While there has been substantial progress made in understanding the mechanisms at work within each of these areas of interest individually, a substantial scholastic gap remains in examining the overlap between media coverage and political scandals specifically. As a result, in our research we set out to inspect one aspect of this relationship, evaluating whether a statistically significant linkage can be established between the publication type (tabloid vs broadsheet) of articles covering political scandals, and their sentiment, controlling for the left-right ideological position of the newspaper.

To do so, we used the LexisNexis database to create corpora consisting of newspaper articles related to general political coverage over the last three years to establish a comparative baseline and articles related to two high-profile UK cases - the “Partygate” and “Prorogation” scandals. We chose these scandals because of their comparably succinct time frame and their high degree of notoriety. We additionally leveraged the Lexicoder and Harvard IV dictionaries of words connoting either positive or negative sentiment towards a subject to determine overall article sentiment.

With these corpora and their accompanying sentiment scores, we employed numerous quantitative text analysis methods to first explore and describe various characteristics of the data. Among these were identifying the most frequent words, examining the keyness (uniqueness) of dictionary terms by publication type, and calculating numerous summary statistics such as mean, median, mode, range, interquartile range, and standard deviation by both publication type and left-right ideological position for each corpus. Figure 1 helps to visualize the findings from this exploratory analysis, demonstrating the differences in mean sentiment scores for each dictionary between the two publication types. More specifically, it helps to highlight the consistently more negative sentiment score observed in articles from tabloid newspapers compared to those of broadsheets, as well as the greater magnitude of the difference in coverage of each political scandal when compared to the variation for general political coverage.

Following this, we finally used multivariate linear regression modeling to evaluate our central research question and determine whether a statistically significant independent relationship could be observed between publication type and article sentiment for newspaper coverage of political scandals, holding ideological leaning constant. The findings generated from this examination indicate that we can discern such a relationship with a high degree of confidence. Figure 2 further illustrates these observations, displaying the sentiment scores predicted by the regression modeling for each dictionary and coverage area, sorted by publication type. As can be observed, this figure reiterates our central finding that tabloid reporting of political scandals is independently associated with more negative sentiment than coverage in broadsheet publications. Furthermore, the substantive size of this effect is greater in the texts related to each of the scandals than in general political news articles, highlighting the fact that this relationship can be viewed as unique to scandals specifically.

While these findings help uncover the factors involved in the media’s coverage of political scandals, they are far from providing a complete answer.

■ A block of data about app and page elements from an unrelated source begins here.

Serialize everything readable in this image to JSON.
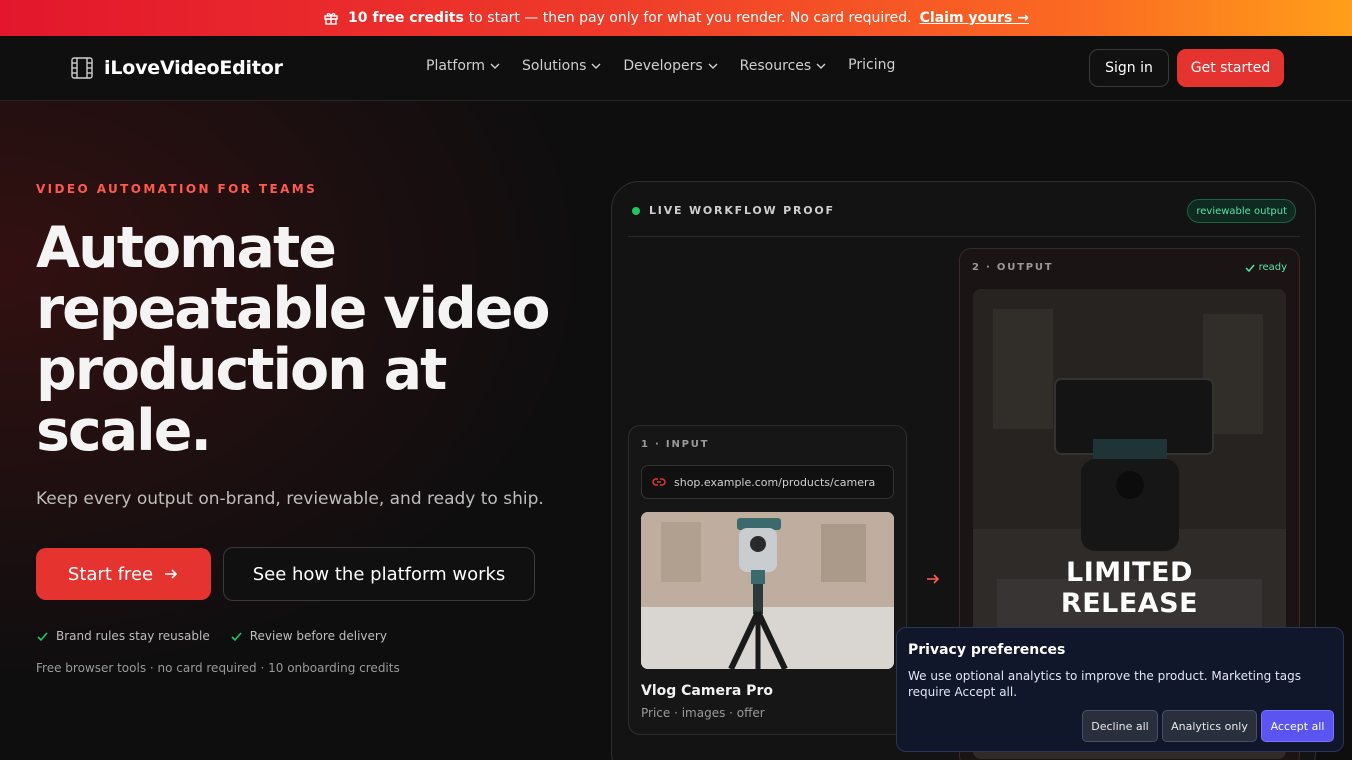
{
  "promo": {
    "bold": "10 free credits",
    "text": "to start — then pay only for what you render. No card required.",
    "link": "Claim yours →"
  },
  "header": {
    "brand": "iLoveVideoEditor",
    "nav": [
      "Platform",
      "Solutions",
      "Developers",
      "Resources",
      "Pricing"
    ],
    "signin": "Sign in",
    "get_started": "Get started"
  },
  "hero": {
    "eyebrow": "VIDEO AUTOMATION FOR TEAMS",
    "headline": "Automate repeatable video production at scale.",
    "subheadline": "Keep every output on-brand, reviewable, and ready to ship.",
    "primary_cta": "Start free",
    "secondary_cta": "See how the platform works",
    "checks": [
      "Brand rules stay reusable",
      "Review before delivery"
    ],
    "footnote": "Free browser tools · no card required · 10 onboarding credits"
  },
  "workflow": {
    "label": "LIVE WORKFLOW PROOF",
    "badge": "reviewable output",
    "input": {
      "label": "1 · INPUT",
      "url": "shop.example.com/products/camera",
      "product_name": "Vlog Camera Pro",
      "product_meta": "Price · images · offer"
    },
    "output": {
      "label": "2 · OUTPUT",
      "status": "ready",
      "overlay_line1": "LIMITED",
      "overlay_line2": "RELEASE"
    }
  },
  "privacy": {
    "title": "Privacy preferences",
    "text": "We use optional analytics to improve the product. Marketing tags require Accept all.",
    "decline": "Decline all",
    "analytics": "Analytics only",
    "accept": "Accept all"
  },
  "colors": {
    "accent": "#e5332f",
    "success": "#22c55e",
    "privacy_accept": "#5b54f0"
  }
}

Extending this work into the future, potential avenues for additional research and evaluation of this central question could include making use of different forms of media, domestic contexts, or time frames in which to test these results, as well as employing new methodologies such as leveraging different operational techniques and controlling for additional explanatory variables in the analysis. Such research would thus help to further shed light on an area relatively underinvestigated but of growing importance and relevance in the increasingly volatile and hyper-polarized arena of political coverage in the media.

About the authors: Aida Bustos, Annabelle Hill, Daniel Lovett, & Liz O Neill are current MSc Politics and Data students at University College Dublin. The work presented in this blog post was conducted under the supervision of Stefan Muller, an assistant professor in the School of Politics and International Relations, and was submitted for the “Connected_Politics” module.